By Gabrielle Orum Hernández

Originally published on Legaltech News

Startups don’t typically launch with their final product in tact. YouTube was originally conceived as a video dating site, Twitter began as a podcasting company, and Flickr got its start as an online role-playing game called Game Neverending. Tech companies often have to modify their strategy based on the way users interact with their products.

When Monica Zent founded Foxwordy in 2014, she positioned the collaboration platform she’d designed as “social media for lawyers.” As the features have evolved, the company has rebranded Foxwordy to be more of a Slack-like, business-oriented technology. Last week, the company released a business-facing version of its platform, Foxwordy Enterprise, to continue remolding the platform’s branding toward more corporate uses, even as it retains its collaboration core.

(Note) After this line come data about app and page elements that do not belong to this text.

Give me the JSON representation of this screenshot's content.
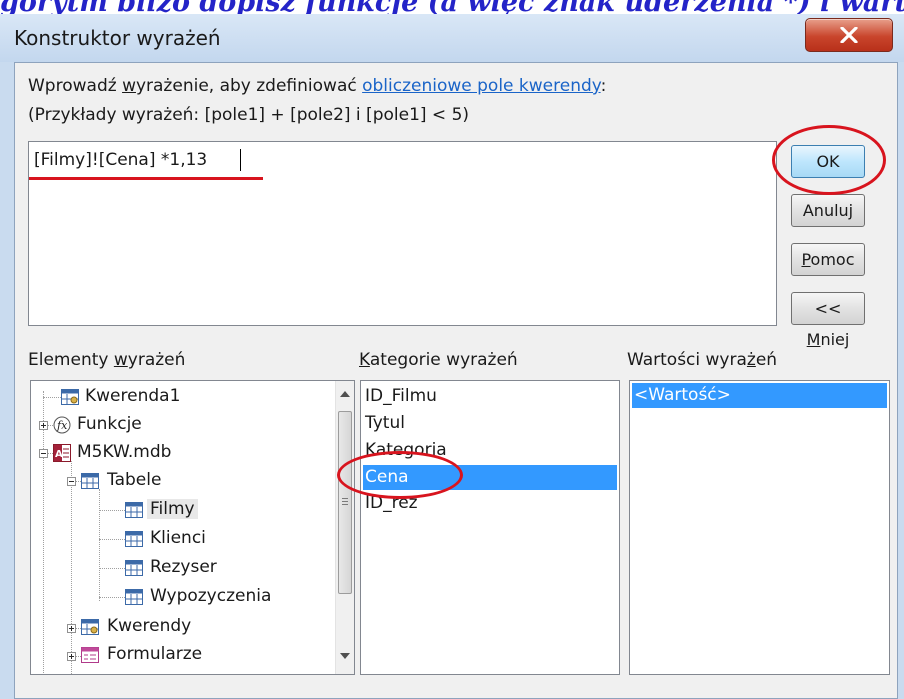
{
  "caption": "gorytm bliżo dopisz funkcje (a więc znak uderzenia *) i wartość (czyli",
  "window": {
    "title": "Konstruktor wyrażeń"
  },
  "instruction": {
    "line1_pre": "Wprowadź ",
    "line1_ul": "w",
    "line1_mid": "yrażenie, aby zdefiniować ",
    "line1_link": "obliczeniowe pole kwerendy",
    "line1_post": ":",
    "line2": "(Przykłady wyrażeń: [pole1] + [pole2] i [pole1] < 5)"
  },
  "expression": {
    "value": "[Filmy]![Cena] *1,13"
  },
  "buttons": {
    "ok": "OK",
    "cancel": "Anuluj",
    "help_ul": "P",
    "help_rest": "omoc",
    "less_pre": "<< ",
    "less_ul": "M",
    "less_rest": "niej"
  },
  "panels": {
    "elements": {
      "pre": "Elementy ",
      "ul": "w",
      "post": "yrażeń"
    },
    "categories": {
      "ul": "K",
      "post": "ategorie wyrażeń"
    },
    "values": {
      "pre": "Wartości wyra",
      "ul": "ż",
      "post": "eń"
    }
  },
  "tree": {
    "kwerenda1": "Kwerenda1",
    "funkcje": "Funkcje",
    "db": "M5KW.mdb",
    "tabele": "Tabele",
    "filmy": "Filmy",
    "klienci": "Klienci",
    "rezyser": "Rezyser",
    "wypozyczenia": "Wypozyczenia",
    "kwerendy": "Kwerendy",
    "formularze": "Formularze"
  },
  "categories_list": [
    "ID_Filmu",
    "Tytul",
    "Kategoria",
    "Cena",
    "ID_rez"
  ],
  "selected_category": "Cena",
  "values_list": [
    "<Wartość>"
  ],
  "colors": {
    "highlight": "#3399ff",
    "annotation": "#d8141e",
    "link": "#1a64c8"
  }
}
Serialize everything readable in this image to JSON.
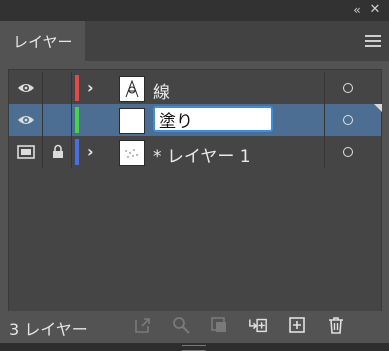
{
  "window": {
    "collapse_icon": "double-chevron-left-icon",
    "close_icon": "close-icon"
  },
  "tab": {
    "label": "レイヤー"
  },
  "menu_icon": "hamburger-menu-icon",
  "layers": [
    {
      "name": "線",
      "visible": true,
      "locked": false,
      "color": "#e24a4a",
      "expandable": true
    },
    {
      "name": "塗り",
      "visible": true,
      "locked": false,
      "color": "#4ad14a",
      "expandable": false,
      "editing": true
    },
    {
      "name": "* レイヤー 1",
      "visible": false,
      "template": true,
      "locked": true,
      "color": "#4a6ee2",
      "expandable": true
    }
  ],
  "footer": {
    "layer_count": "3 レイヤー",
    "tools": [
      "export-icon",
      "search-icon",
      "clipping-mask-icon",
      "new-sublayer-icon",
      "new-layer-icon",
      "trash-icon"
    ]
  }
}
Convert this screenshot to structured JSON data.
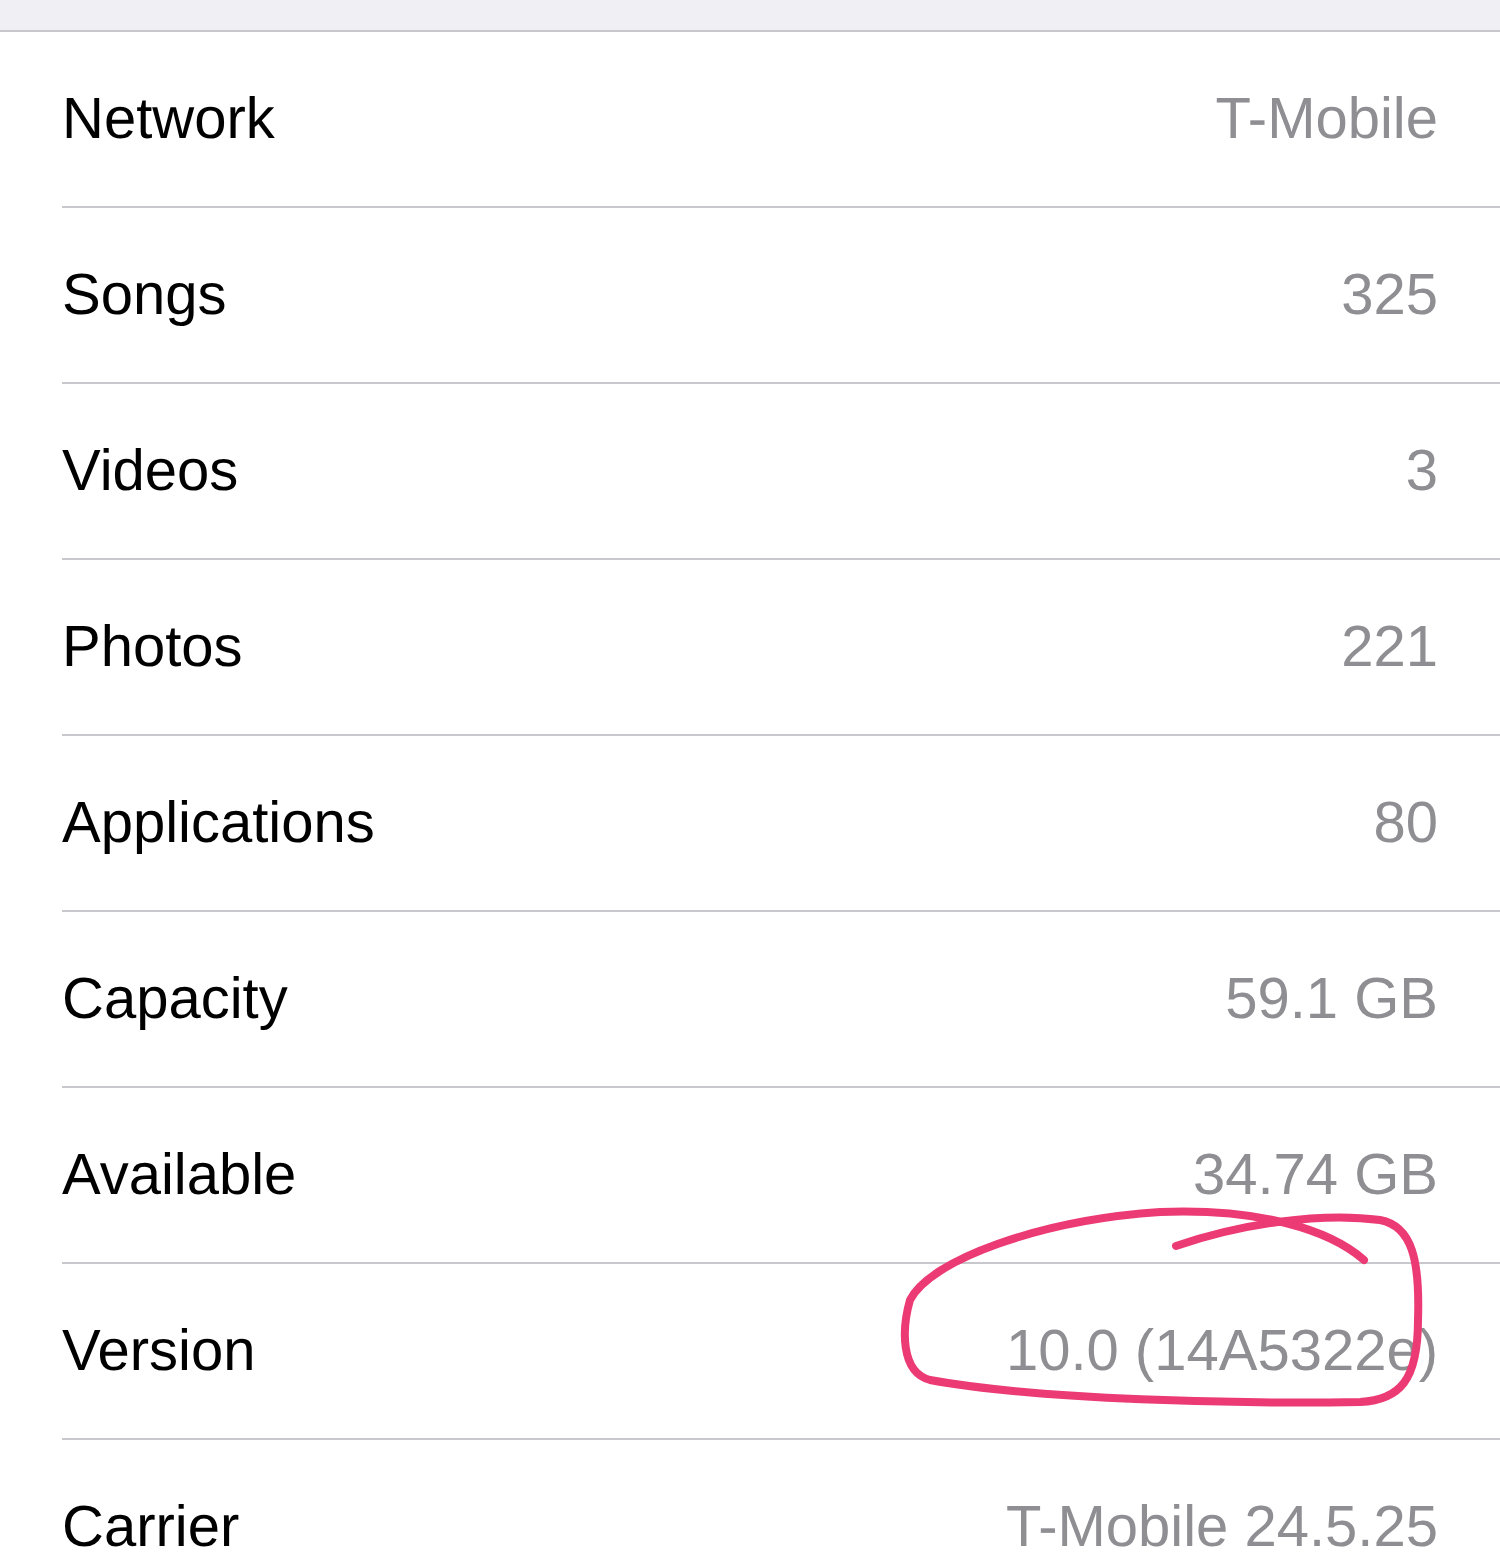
{
  "rows": [
    {
      "label": "Network",
      "value": "T-Mobile"
    },
    {
      "label": "Songs",
      "value": "325"
    },
    {
      "label": "Videos",
      "value": "3"
    },
    {
      "label": "Photos",
      "value": "221"
    },
    {
      "label": "Applications",
      "value": "80"
    },
    {
      "label": "Capacity",
      "value": "59.1 GB"
    },
    {
      "label": "Available",
      "value": "34.74 GB"
    },
    {
      "label": "Version",
      "value": "10.0 (14A5322e)"
    },
    {
      "label": "Carrier",
      "value": "T-Mobile 24.5.25"
    }
  ]
}
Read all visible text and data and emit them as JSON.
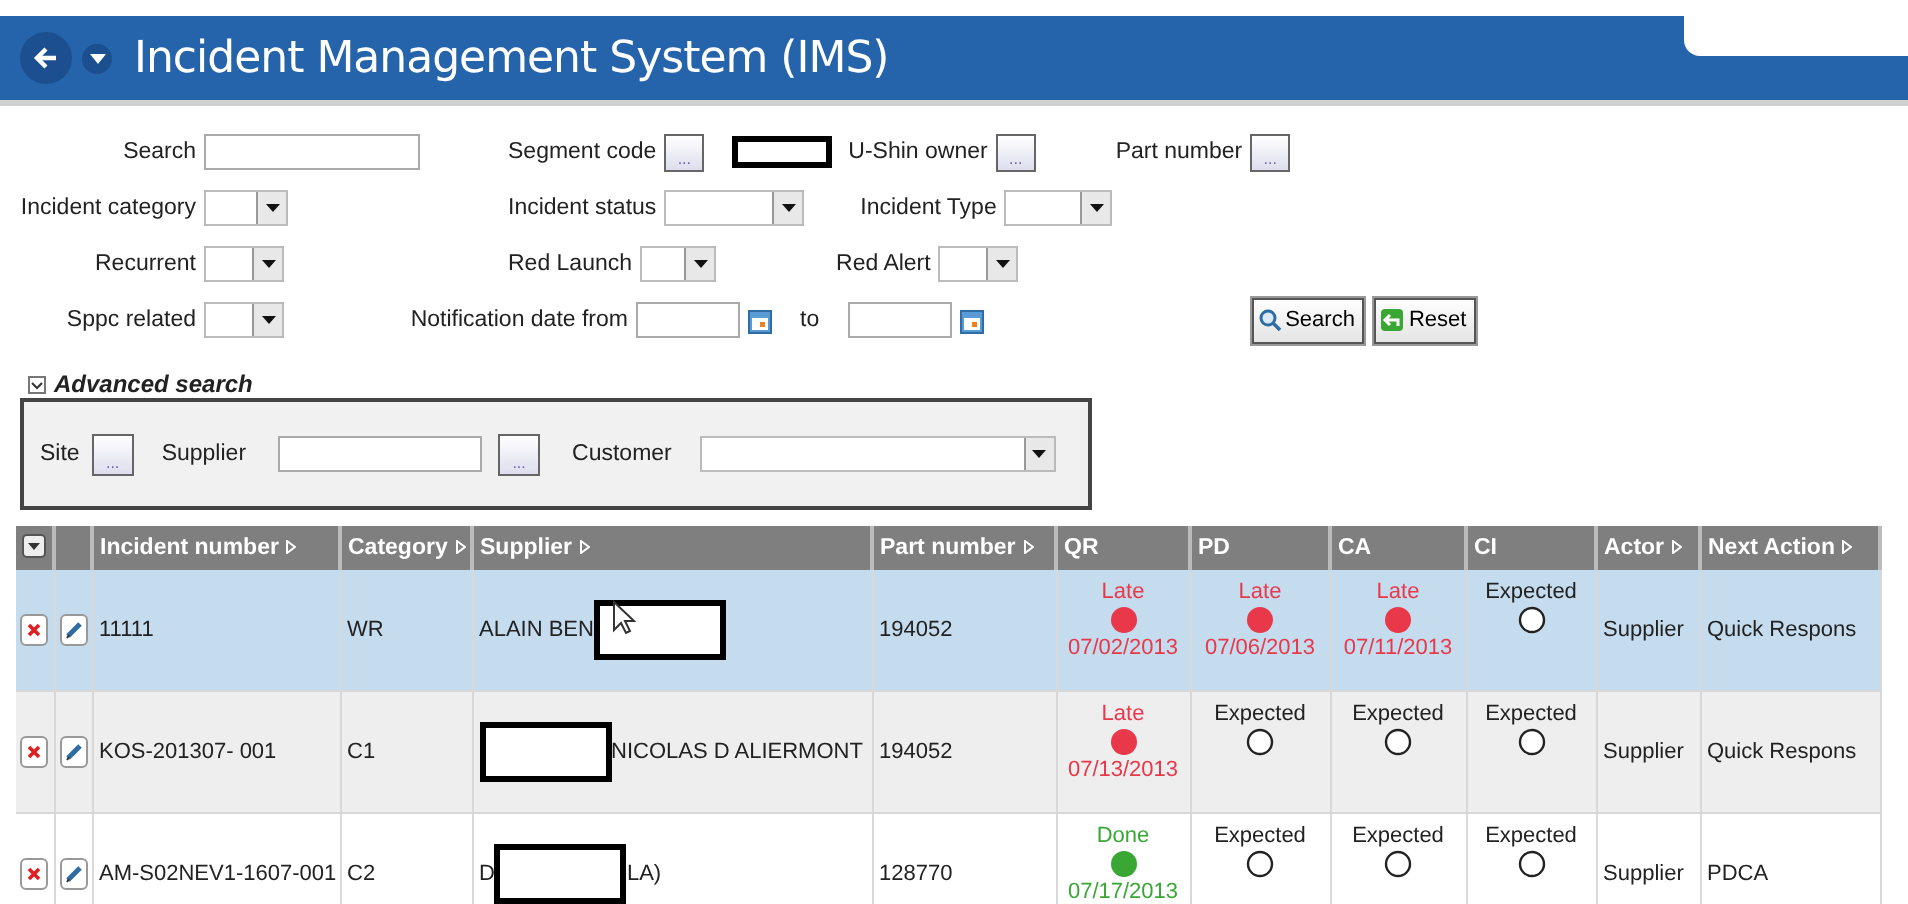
{
  "header": {
    "title": "Incident Management System (IMS)"
  },
  "filters": {
    "search": {
      "label": "Search"
    },
    "segment_code": {
      "label": "Segment code",
      "button": "...",
      "redacted": true
    },
    "ushin_owner": {
      "label": "U-Shin owner",
      "button": "..."
    },
    "part_number": {
      "label": "Part number",
      "button": "..."
    },
    "incident_category": {
      "label": "Incident category"
    },
    "incident_status": {
      "label": "Incident status"
    },
    "incident_type": {
      "label": "Incident Type"
    },
    "recurrent": {
      "label": "Recurrent"
    },
    "red_launch": {
      "label": "Red Launch"
    },
    "red_alert": {
      "label": "Red Alert"
    },
    "sppc_related": {
      "label": "Sppc related"
    },
    "notification_date": {
      "label": "Notification date from",
      "to_label": "to"
    },
    "buttons": [
      {
        "label": "Search",
        "kind": "search"
      },
      {
        "label": "Reset",
        "kind": "reset"
      }
    ]
  },
  "advanced": {
    "label": "Advanced search",
    "expanded": true,
    "site": {
      "label": "Site",
      "button": "..."
    },
    "supplier": {
      "label": "Supplier",
      "button": "..."
    },
    "customer": {
      "label": "Customer"
    }
  },
  "table": {
    "columns": [
      {
        "kind": "menu"
      },
      {
        "kind": "blank"
      },
      {
        "kind": "text",
        "label": "Incident number",
        "sortable": true
      },
      {
        "kind": "text",
        "label": "Category",
        "sortable": true
      },
      {
        "kind": "text",
        "label": "Supplier",
        "sortable": true
      },
      {
        "kind": "text",
        "label": "Part number",
        "sortable": true
      },
      {
        "kind": "text",
        "label": "QR",
        "sortable": false
      },
      {
        "kind": "text",
        "label": "PD",
        "sortable": false
      },
      {
        "kind": "text",
        "label": "CA",
        "sortable": false
      },
      {
        "kind": "text",
        "label": "CI",
        "sortable": false
      },
      {
        "kind": "text",
        "label": "Actor",
        "sortable": true
      },
      {
        "kind": "text",
        "label": "Next Action",
        "sortable": true
      }
    ],
    "rows": [
      {
        "selected": true,
        "incident_number": "11111",
        "category": "WR",
        "supplier": [
          {
            "kind": "text",
            "text": "ALAIN BEN"
          },
          {
            "kind": "redacted"
          }
        ],
        "part_number": "194052",
        "steps": [
          {
            "kind": "filled",
            "color": "#e8384a",
            "label": "Late",
            "date": "07/02/2013"
          },
          {
            "kind": "filled",
            "color": "#e8384a",
            "label": "Late",
            "date": "07/06/2013"
          },
          {
            "kind": "filled",
            "color": "#e8384a",
            "label": "Late",
            "date": "07/11/2013"
          },
          {
            "kind": "empty",
            "label": "Expected"
          }
        ],
        "actor": "Supplier",
        "next_action": "Quick Respons"
      },
      {
        "selected": false,
        "incident_number": "KOS-201307- 001",
        "category": "C1",
        "supplier": [
          {
            "kind": "redacted"
          },
          {
            "kind": "text",
            "text": "NICOLAS D ALIERMONT"
          }
        ],
        "part_number": "194052",
        "steps": [
          {
            "kind": "filled",
            "color": "#e8384a",
            "label": "Late",
            "date": "07/13/2013"
          },
          {
            "kind": "empty",
            "label": "Expected"
          },
          {
            "kind": "empty",
            "label": "Expected"
          },
          {
            "kind": "empty",
            "label": "Expected"
          }
        ],
        "actor": "Supplier",
        "next_action": "Quick Respons"
      },
      {
        "selected": false,
        "incident_number": "AM-S02NEV1-1607-001",
        "category": "C2",
        "supplier": [
          {
            "kind": "text",
            "text": "D"
          },
          {
            "kind": "redacted"
          },
          {
            "kind": "text",
            "text": "LA)"
          }
        ],
        "part_number": "128770",
        "steps": [
          {
            "kind": "filled",
            "color": "#3aa634",
            "label": "Done",
            "date": "07/17/2013"
          },
          {
            "kind": "empty",
            "label": "Expected"
          },
          {
            "kind": "empty",
            "label": "Expected"
          },
          {
            "kind": "empty",
            "label": "Expected"
          }
        ],
        "actor": "Supplier",
        "next_action": "PDCA"
      }
    ]
  }
}
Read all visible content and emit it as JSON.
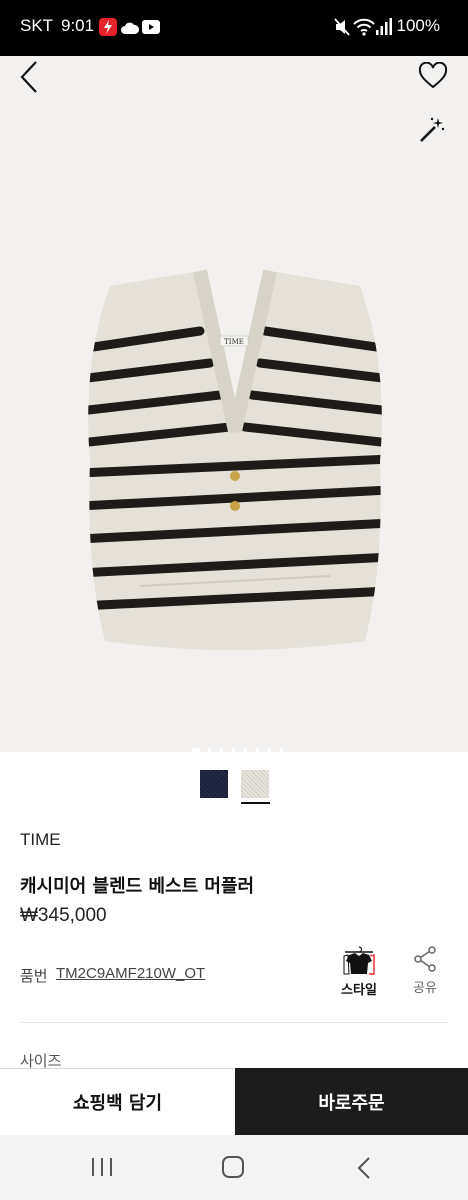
{
  "status_bar": {
    "carrier": "SKT",
    "time": "9:01",
    "battery": "100%",
    "icons": [
      "flash-app-icon",
      "cloud-icon",
      "youtube-icon",
      "mute-icon",
      "wifi-icon",
      "signal-icon"
    ]
  },
  "header": {
    "icons": [
      "back-icon",
      "heart-icon",
      "magic-wand-icon"
    ]
  },
  "gallery": {
    "image": "striped-knit-vest",
    "total_images": 8,
    "current_index": 1
  },
  "colors": {
    "swatches": [
      {
        "name": "navy",
        "hex": "#1a1f3a",
        "selected": false
      },
      {
        "name": "beige",
        "hex": "#e4e1da",
        "selected": true
      }
    ],
    "buy_button": "#1c1c1c"
  },
  "product": {
    "brand": "TIME",
    "name": "캐시미어 블렌드 베스트 머플러",
    "price": "₩345,000",
    "sku_label": "품번",
    "sku_value": "TM2C9AMF210W_OT"
  },
  "actions": {
    "style_label": "스타일",
    "share_label": "공유"
  },
  "options": {
    "size_label": "사이즈"
  },
  "bottom": {
    "cart_label": "쇼핑백 담기",
    "buy_label": "바로주문"
  },
  "nav_bar": {
    "icons": [
      "recent-apps-icon",
      "home-icon",
      "back-nav-icon"
    ]
  }
}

Who it serves: Foxwordy Enterprise has a fairly obvious target audience: corporate legal departments and law firms. “We called it Enterprise for a reason,” Zent said. While the Foxwordy platform on its own can be used for business, its scalability sort of maxes out at the solo and small firm level. The Enterprise platform is designed for teams. While theoretically scalable for teams of any size, Zent said the platform has found kind of a sweet spot in law departments with between 80 and 150 attorneys.

What it does: Foxwordy Enterprise is designed to allow attorneys to collaborate with one another in putting together documents. The platform allows users to edit documents in real time, store and share most-used clauses, and search across the platform. The Enterprise platform operates on a different information governance architecture, essentially allowing groups of attorneys to collaborate in a private network, loop in and share content with additional attorneys as needed, and manage access credentials through an administrator dashboard.

How the “Enterprise” software is different from the regular one: Foxwordy Enterprise is essentially a slightly built-out version of the original Foxwordy platform, but it does have a couple distinctions worth noting. The new platform bulked up its security and encryption to meet corporate law department standards, and added a Teams feature allowing users to monitor which groups of attorneys should have access to specific work product. The Enterprise also built out its search from the basic machine-learning core of the the regular platform to generate more context-based referrals.

Foxwordy touts AI capabilities, but is it really AI? Artificial intelligence is without question the buzzword of the hour, meaning that every startup in town is scrambling to find ways to claim their technology is AI-powered. Foxwordy does have some genuine AI infrastructure, but as with any AI, the search feature is not immediately a genius. It takes some time to learn what kinds of things users tend to associate, and it takes some time for developers to refine the algorithms that underlie those suggestions. “The more data we have, the more we can continually enhance our algorithms,” Zent added.

On pivoting the strategy: Zent explained that when Foxwordy initially launched, the company touted the product as social networking with legal features. “At the time, that was something people could easily understand,” Zent said. But as the company built out some of the platform’s more popular features, Zent realized that the social media piece of the product they’d designed didn’t have quite as much traction as its business utilities. As a result, the company has looked to brand itself with a more business-centric focus. “When people think social network, they don’t think actually getting work done,” Zent said. To call it a social media platform today, she said, “wouldn’t do justice to what we have now.”